If you start training them early, the Dragon Agama can enjoy being held and will often allow you to carry them around outside the cage. However, each one has a unique personality, and, like people, some will prefer to be left alone. While it’s better to start when they are young, they are also more likely to bite early on but settle down with age. Start slowly, keep your hand open and inside the cage until it gt used to you. Keep the sessions short at first, but you can extend them later as your pet is more comfortable.
Shedding & Brumation: What to Expect
As long as you keep the temperature up, your pet will stay awake year-round, and there is no reason to cause it to enter brumation as we do with some snakes to allow it to breed. It will shed occasionally but shouldn’t have a problem as long as you keep the temperature high.
How Much Do Dragon Agama Cost?
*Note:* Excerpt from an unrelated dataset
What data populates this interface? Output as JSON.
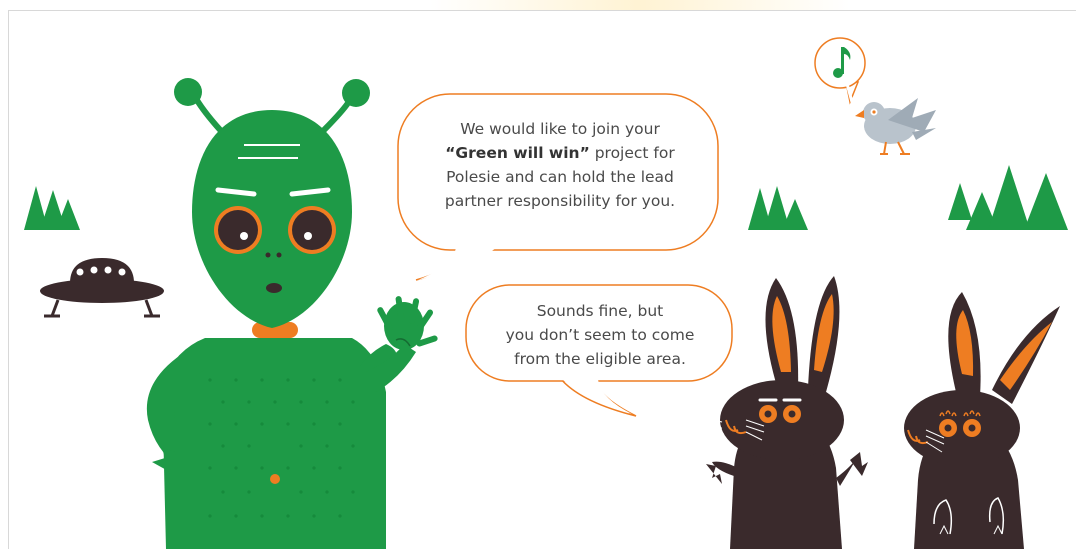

You can expect to spend between $20 and $40 for your Dragon Agama, depending on where you live and where you get it. It’s quite popular and easy to find at a local pet store, so you can often find them on sale during the holidays. When possible, we recommend making sure that the reptile you purchase is captive-bred and not wild-caught.
Care Guide Summary
As you can see, the Dragon Agama is attractive, inexpensive, and easy to find. It makes a great pet, and once you have the habitat set up and are in the habit of spraying it down to maintain the proper humidity, it’s fairly easy to raise, even when you have more than one. Most of them will allow you to handle them, so they make a great pet for children.
We hope you have enjoyed this short guide and found the answers you needed. If we have convinced you to give one of these amazing reptiles a try in your home, please share this guide to the Dragon Agama on Facebook and Twitter.
Featured Image Credit: Zonc_Photos, Pixabay